Stephanie Koorey

Economist on Peace

Stephanie Koorey is an Australian academic and the Australian Director of Strategika Group, an international geopolitical risk and security analysis consultancy group. Her research interests are transnational crime and intra-state conflict in the Asia-Pacific, particularly the trafficking in people and weapons, and conventional arms exports and control. Both before, and after, graduating from the Australian National University (ANU) in 2009, she spent almost a decade working in Professional Military Education, and currently teaches International Relations and Terrorism at the ANU College.

Economists on Peace

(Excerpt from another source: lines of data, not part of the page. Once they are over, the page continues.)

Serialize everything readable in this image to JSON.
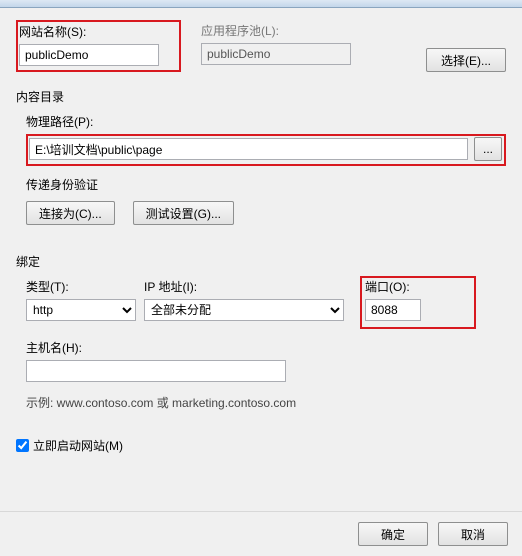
{
  "labels": {
    "site_name": "网站名称(S):",
    "app_pool": "应用程序池(L):",
    "select_btn": "选择(E)...",
    "content_dir": "内容目录",
    "physical_path": "物理路径(P):",
    "browse_btn": "...",
    "auth_title": "传递身份验证",
    "connect_as": "连接为(C)...",
    "test_settings": "测试设置(G)...",
    "binding": "绑定",
    "type": "类型(T):",
    "ip_address": "IP 地址(I):",
    "port": "端口(O):",
    "hostname": "主机名(H):",
    "example": "示例: www.contoso.com 或 marketing.contoso.com",
    "auto_start": "立即启动网站(M)",
    "ok": "确定",
    "cancel": "取消"
  },
  "values": {
    "site_name": "publicDemo",
    "app_pool": "publicDemo",
    "physical_path": "E:\\培训文档\\public\\page",
    "type": "http",
    "ip": "全部未分配",
    "port": "8088",
    "hostname": "",
    "auto_start_checked": true
  }
}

Economists for Peace and Security (EPS) is an international network of economists, set up to establish economics of peace and security as a fundamental part of the academic discipline of economics. EPS has paved the way to the fulfilment of this aim by setting up academic chairs, a peer-reviewed academic journal and by promoting economic analysis on conflict and security. Our economists provide expertise for social scientists, citizens, journalists and policy-makers worldwide.

Economists on Peace

Economists for Peace and Security (EPS) is an international network of economists, set up to establish economics of peace and security as a fundamental part of the academic discipline of economics. EPS has paved the way to the fulfilment of this aim by setting up academic chairs, a peer-reviewed academic journal and by promoting economic analysis on conflict and security. Our economists provide expertise for social scientists, citizens, journalists and policy-makers worldwide.

Close